▼
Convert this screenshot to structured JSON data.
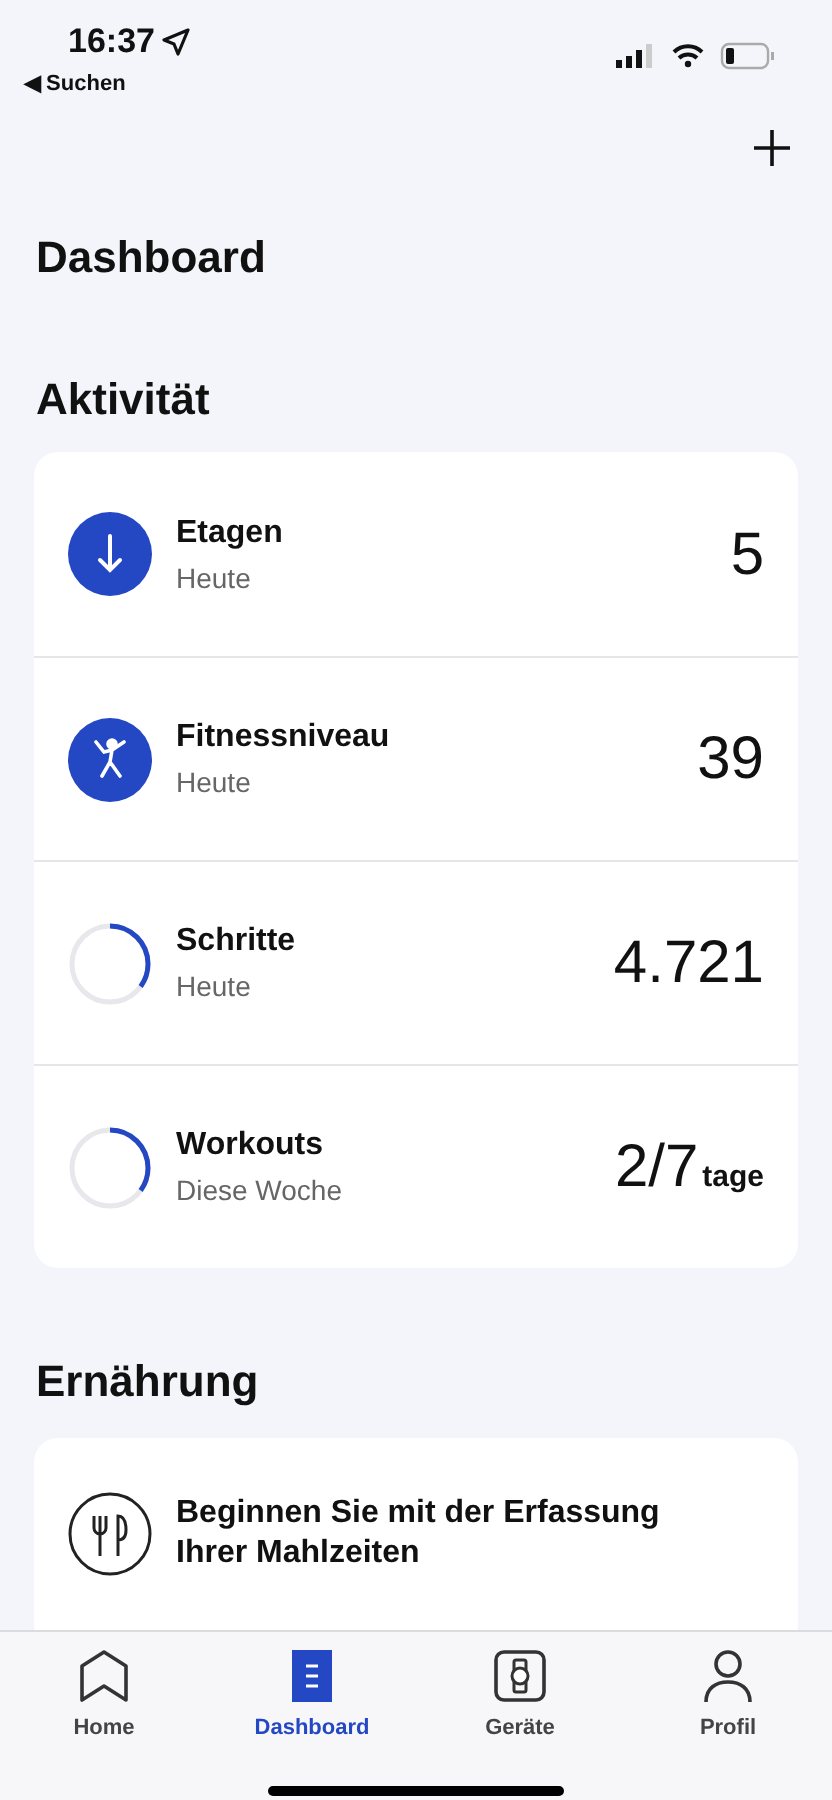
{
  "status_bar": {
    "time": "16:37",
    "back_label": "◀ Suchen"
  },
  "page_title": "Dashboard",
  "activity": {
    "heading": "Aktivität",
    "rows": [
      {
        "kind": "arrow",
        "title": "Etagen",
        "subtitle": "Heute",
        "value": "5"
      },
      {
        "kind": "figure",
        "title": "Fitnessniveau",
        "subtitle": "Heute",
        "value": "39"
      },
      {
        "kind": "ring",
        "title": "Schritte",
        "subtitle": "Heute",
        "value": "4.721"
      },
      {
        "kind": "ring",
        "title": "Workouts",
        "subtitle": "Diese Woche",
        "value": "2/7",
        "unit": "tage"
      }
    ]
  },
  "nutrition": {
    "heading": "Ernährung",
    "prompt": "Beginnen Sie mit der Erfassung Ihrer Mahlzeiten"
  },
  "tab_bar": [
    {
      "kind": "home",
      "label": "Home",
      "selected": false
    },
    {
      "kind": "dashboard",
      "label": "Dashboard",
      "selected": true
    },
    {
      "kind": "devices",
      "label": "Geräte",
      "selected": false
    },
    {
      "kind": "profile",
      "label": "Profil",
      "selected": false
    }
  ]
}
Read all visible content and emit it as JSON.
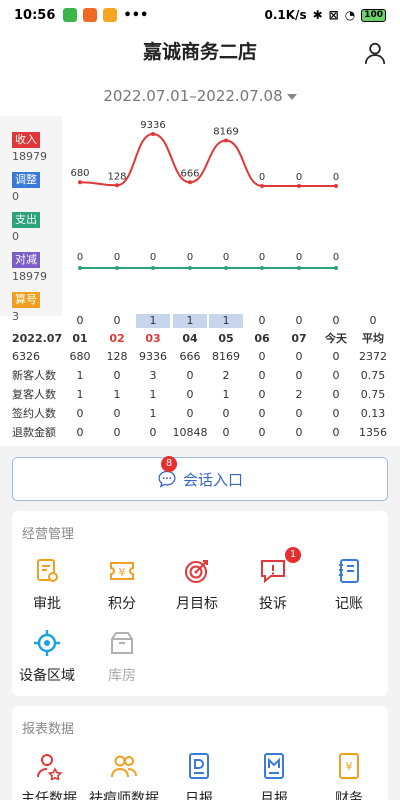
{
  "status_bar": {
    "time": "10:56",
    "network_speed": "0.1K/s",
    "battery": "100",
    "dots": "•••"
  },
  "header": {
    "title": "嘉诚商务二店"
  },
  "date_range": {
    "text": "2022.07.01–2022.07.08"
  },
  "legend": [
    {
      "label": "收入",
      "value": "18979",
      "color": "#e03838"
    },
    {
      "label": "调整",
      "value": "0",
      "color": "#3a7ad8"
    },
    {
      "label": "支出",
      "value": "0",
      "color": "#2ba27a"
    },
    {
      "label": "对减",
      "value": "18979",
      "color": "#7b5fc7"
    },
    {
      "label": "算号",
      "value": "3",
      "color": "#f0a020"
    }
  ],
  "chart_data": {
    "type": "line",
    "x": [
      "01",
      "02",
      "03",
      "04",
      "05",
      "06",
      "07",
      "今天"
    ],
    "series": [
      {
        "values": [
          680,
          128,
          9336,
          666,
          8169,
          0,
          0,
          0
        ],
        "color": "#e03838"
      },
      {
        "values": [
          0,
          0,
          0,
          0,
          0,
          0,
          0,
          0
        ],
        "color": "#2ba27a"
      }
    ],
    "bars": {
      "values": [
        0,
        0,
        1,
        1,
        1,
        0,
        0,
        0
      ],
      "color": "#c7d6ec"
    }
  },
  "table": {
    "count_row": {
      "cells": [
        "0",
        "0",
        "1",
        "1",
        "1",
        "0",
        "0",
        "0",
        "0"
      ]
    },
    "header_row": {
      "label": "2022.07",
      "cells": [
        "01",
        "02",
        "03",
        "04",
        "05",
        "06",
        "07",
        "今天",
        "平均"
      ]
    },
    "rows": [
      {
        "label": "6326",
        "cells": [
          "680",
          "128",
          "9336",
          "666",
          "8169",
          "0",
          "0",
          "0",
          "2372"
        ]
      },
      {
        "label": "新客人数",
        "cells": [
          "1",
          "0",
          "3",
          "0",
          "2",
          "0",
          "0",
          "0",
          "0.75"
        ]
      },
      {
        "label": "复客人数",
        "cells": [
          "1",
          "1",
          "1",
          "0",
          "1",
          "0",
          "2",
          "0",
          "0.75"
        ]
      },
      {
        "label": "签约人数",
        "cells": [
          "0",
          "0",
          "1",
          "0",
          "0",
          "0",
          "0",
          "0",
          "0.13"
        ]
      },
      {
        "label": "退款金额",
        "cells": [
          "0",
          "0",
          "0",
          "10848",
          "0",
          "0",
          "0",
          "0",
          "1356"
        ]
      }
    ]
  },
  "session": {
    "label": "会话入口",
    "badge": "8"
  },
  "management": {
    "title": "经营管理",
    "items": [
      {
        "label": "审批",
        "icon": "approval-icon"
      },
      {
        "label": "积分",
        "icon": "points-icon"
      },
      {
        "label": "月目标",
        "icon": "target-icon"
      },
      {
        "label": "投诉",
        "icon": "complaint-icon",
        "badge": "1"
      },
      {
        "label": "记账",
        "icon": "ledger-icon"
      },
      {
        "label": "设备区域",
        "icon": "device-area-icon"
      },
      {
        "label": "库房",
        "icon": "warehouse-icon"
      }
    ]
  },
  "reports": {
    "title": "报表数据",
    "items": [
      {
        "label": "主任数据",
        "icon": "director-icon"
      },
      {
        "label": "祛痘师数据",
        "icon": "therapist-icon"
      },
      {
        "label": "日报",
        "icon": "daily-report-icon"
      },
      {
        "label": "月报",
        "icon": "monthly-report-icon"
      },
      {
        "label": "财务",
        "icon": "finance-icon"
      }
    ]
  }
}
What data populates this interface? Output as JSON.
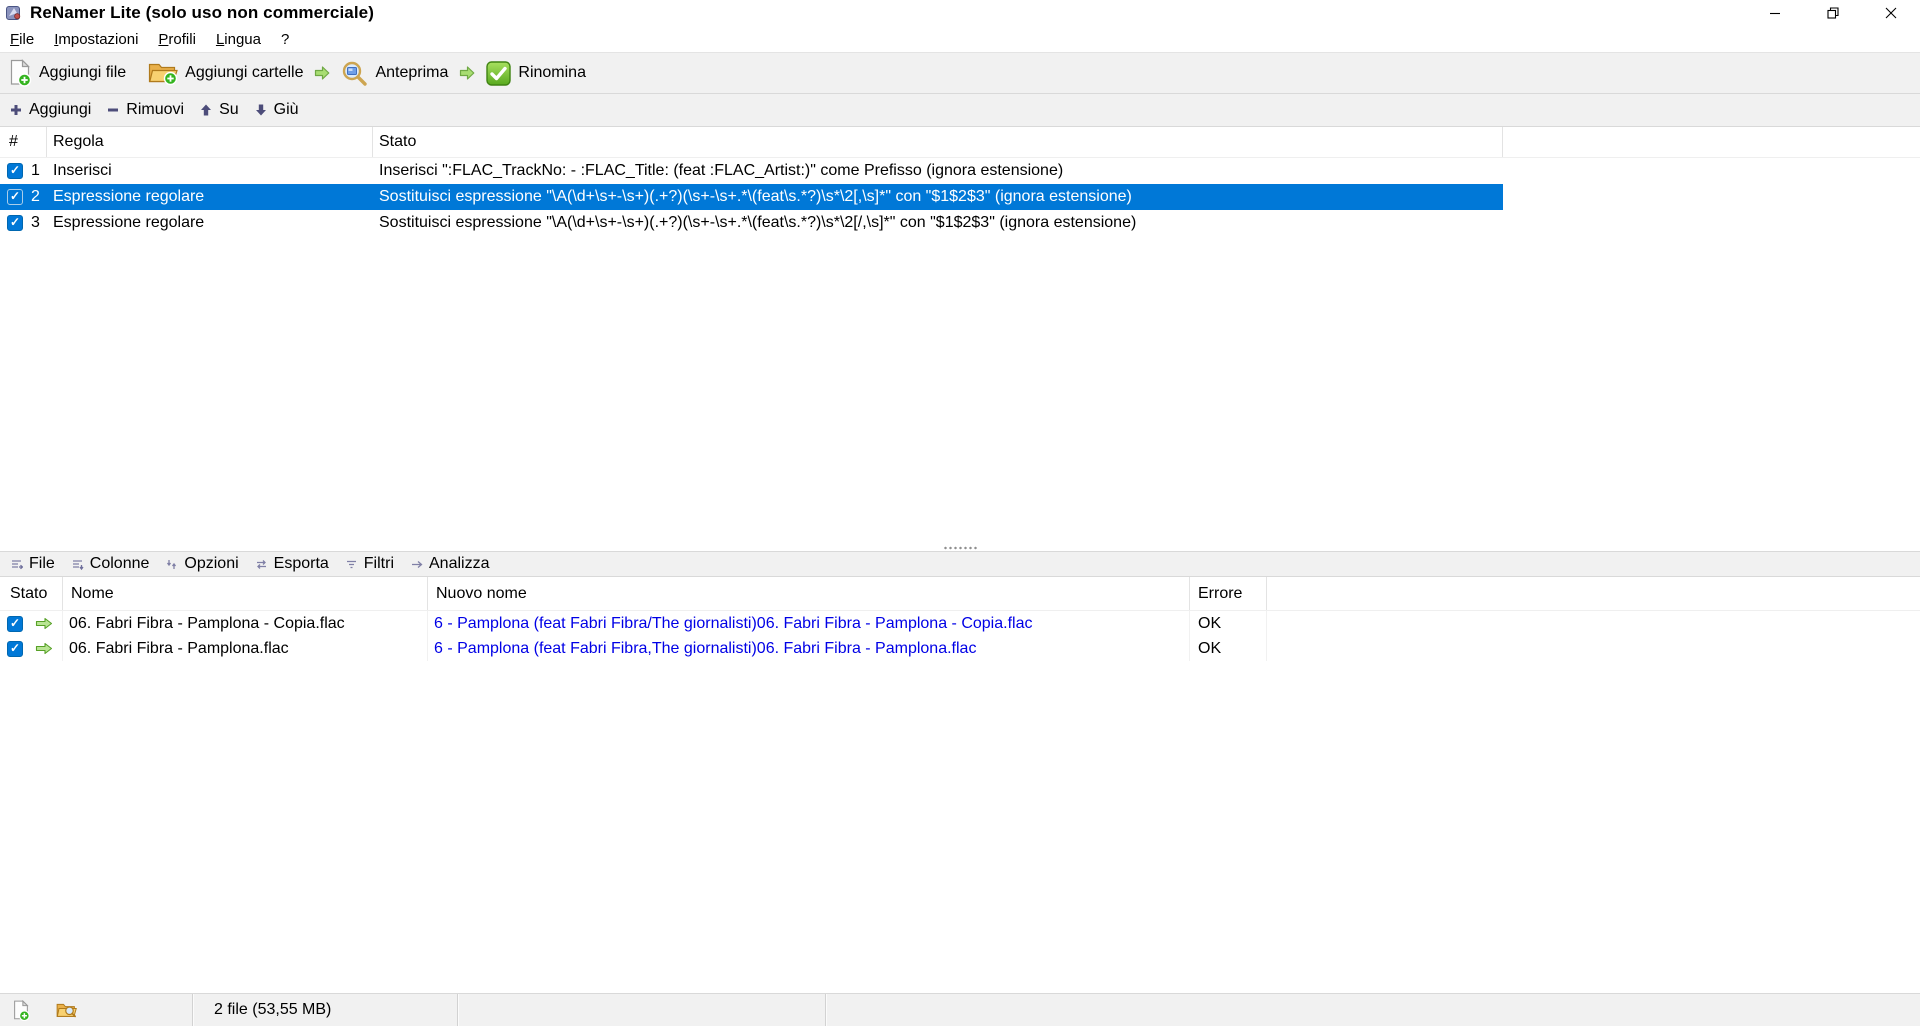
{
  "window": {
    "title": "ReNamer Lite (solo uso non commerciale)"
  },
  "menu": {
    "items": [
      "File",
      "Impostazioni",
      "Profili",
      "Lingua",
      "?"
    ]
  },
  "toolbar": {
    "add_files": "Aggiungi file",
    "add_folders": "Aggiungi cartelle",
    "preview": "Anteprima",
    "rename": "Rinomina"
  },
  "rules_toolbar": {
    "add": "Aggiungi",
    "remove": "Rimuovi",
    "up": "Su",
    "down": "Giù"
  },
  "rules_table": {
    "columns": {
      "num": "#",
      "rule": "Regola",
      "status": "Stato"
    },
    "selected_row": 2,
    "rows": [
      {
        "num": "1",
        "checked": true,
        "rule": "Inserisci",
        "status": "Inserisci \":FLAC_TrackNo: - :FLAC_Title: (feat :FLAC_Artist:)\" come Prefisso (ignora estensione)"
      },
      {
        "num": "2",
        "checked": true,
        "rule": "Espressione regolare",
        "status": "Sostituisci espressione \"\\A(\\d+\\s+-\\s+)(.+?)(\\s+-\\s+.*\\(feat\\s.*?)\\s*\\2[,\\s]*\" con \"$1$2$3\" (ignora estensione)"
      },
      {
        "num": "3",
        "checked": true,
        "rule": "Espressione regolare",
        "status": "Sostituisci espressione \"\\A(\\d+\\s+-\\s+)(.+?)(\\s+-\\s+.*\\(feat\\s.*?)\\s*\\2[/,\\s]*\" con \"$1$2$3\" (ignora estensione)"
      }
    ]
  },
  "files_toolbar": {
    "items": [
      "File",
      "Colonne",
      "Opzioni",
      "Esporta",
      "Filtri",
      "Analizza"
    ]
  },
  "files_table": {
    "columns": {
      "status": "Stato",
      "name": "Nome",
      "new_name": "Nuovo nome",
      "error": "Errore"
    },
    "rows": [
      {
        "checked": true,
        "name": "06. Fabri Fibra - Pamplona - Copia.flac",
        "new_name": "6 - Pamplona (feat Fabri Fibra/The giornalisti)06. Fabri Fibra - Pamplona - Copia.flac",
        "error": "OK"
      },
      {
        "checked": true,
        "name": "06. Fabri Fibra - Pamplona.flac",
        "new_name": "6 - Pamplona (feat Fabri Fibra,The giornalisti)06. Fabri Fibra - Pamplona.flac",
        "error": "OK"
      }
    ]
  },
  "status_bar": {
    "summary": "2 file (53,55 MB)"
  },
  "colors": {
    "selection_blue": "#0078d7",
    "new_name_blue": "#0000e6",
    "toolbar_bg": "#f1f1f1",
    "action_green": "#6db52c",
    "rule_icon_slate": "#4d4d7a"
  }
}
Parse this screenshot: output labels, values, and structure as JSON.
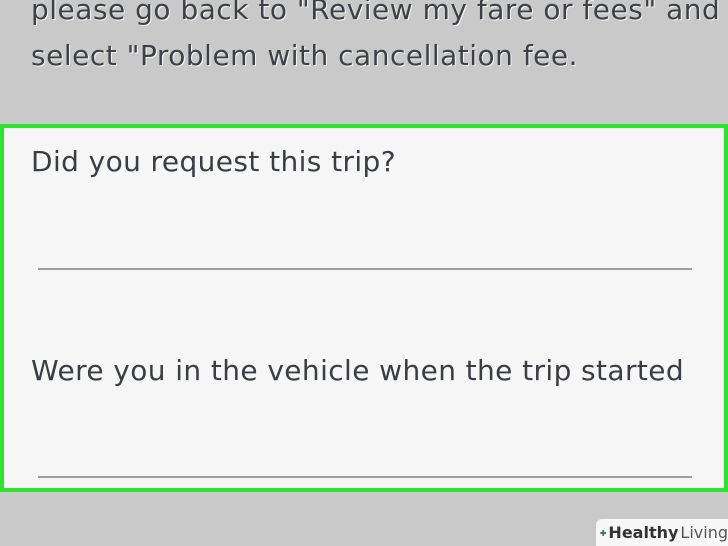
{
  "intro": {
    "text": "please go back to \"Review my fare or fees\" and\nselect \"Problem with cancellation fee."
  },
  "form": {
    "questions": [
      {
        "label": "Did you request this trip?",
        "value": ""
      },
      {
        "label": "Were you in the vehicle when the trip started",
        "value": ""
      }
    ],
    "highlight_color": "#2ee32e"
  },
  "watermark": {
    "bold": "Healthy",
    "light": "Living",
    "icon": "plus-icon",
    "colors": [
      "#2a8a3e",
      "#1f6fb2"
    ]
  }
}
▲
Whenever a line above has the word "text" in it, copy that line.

    "text": "2022.07.01–2022.07.08"
    "text": "please go back to \"Review my fare or fees\" and\nselect \"Problem with cancellation fee."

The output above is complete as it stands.